A mesothelioma diagnosis can be overwhelming and isolating, not just for the patient but for their loved ones as well. Fortunately, there are a variety of support resources available to help patients and their families cope with the physical, emotional, and financial challenges of mesothelioma.

Mesothelioma Support Groups

Support groups can provide a safe and supportive environment for patients and their families to connect with others who are going through similar experiences. These groups may be led by healthcare professionals, other mesothelioma survivors, or volunteers.

Mesothelioma Legal Resources

If you believe your mesothelioma was caused by exposure to asbestos in the workplace or elsewhere, you may be entitled to financial compensation. There are several law firms and organizations that specialize in mesothelioma lawsuits and can provide legal guidance and representation.

Mesothelioma Clinical Trials

Clinical trials are research studies that test new treatments or techniques for a particular disease. Patients with mesothelioma may be eligible to participate in clinical trials that offer potential new options for treatment.

Mesothelioma Financial Assistance

Mesothelioma treatment can be expensive, and many patients and families struggle to cover the costs of medical care, travel, and other expenses. There are several organizations that offer financial assistance to mesothelioma patients and their families, such as the Mesothelioma Applied Research Foundation and the Asbestos Disease Awareness Organization.

FAQs: Common Questions About Mesothelioma

What are the symptoms of mesothelioma?

The symptoms of mesothelioma can vary depending on the type of cancer and the stage of the disease, but may include shortness of breath, chest pain, coughing, abdominal pain, and weight loss.

What causes mesothelioma?

Mesothelioma is almost always caused by exposure to asbestos, a mineral that was widely used in construction and manufacturing throughout much of the 20th century. When asbestos fibers are inhaled or swallowed, they can become lodged in the mesothelium and eventually lead to cancer.

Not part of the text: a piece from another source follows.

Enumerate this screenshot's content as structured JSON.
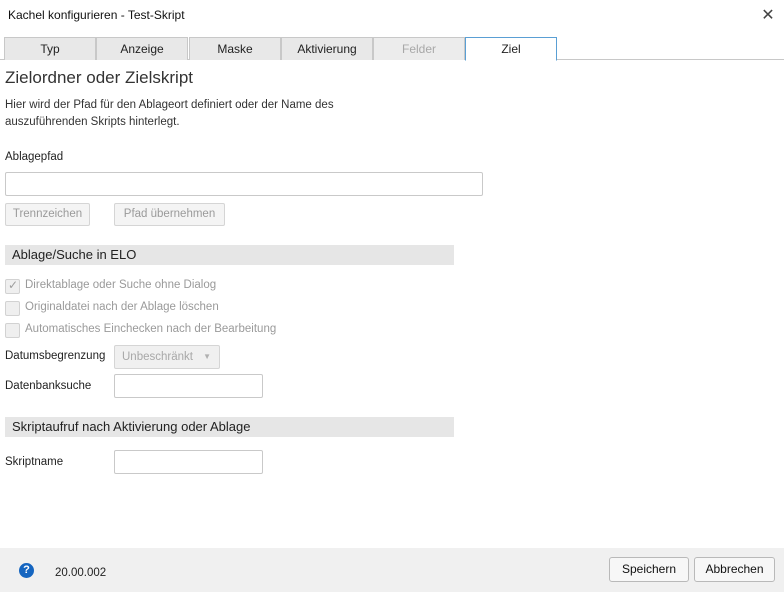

How is mesothelioma diagnosed?

Diagnosing mesothelioma typically involves a combination of medical history and physical exam, imaging tests, blood tests, and tissue biopsy.

What are the treatment options for mesothelioma?

Treatment options for mesothelioma may include surgery, chemotherapy, radiation therapy, and immunotherapy, depending on the type and stage of the cancer, as well as the patient’s overall health and preferences.

Is there a cure for mesothelioma?

There is currently no cure for mesothelioma, but treatment options can help manage symptoms and improve quality of life for some patients.

Are there support resources available for mesothelioma patients and their families?

Yes, there are several support resources available for mesothelioma patients and their families, including support groups, legal resources, clinical trials, and financial assistance programs.


Mesothelioma is a complex and challenging disease that affects thousands of people each year. While there is currently no cure for mesothelioma, patients and their families can take comfort in knowing that there are a variety of treatment options and support resources available to help them navigate this difficult journey. We hope this article has provided valuable information and guidance for anyone affected by mesothelioma, and encourage you to seek out additional resources and support as needed.

Source :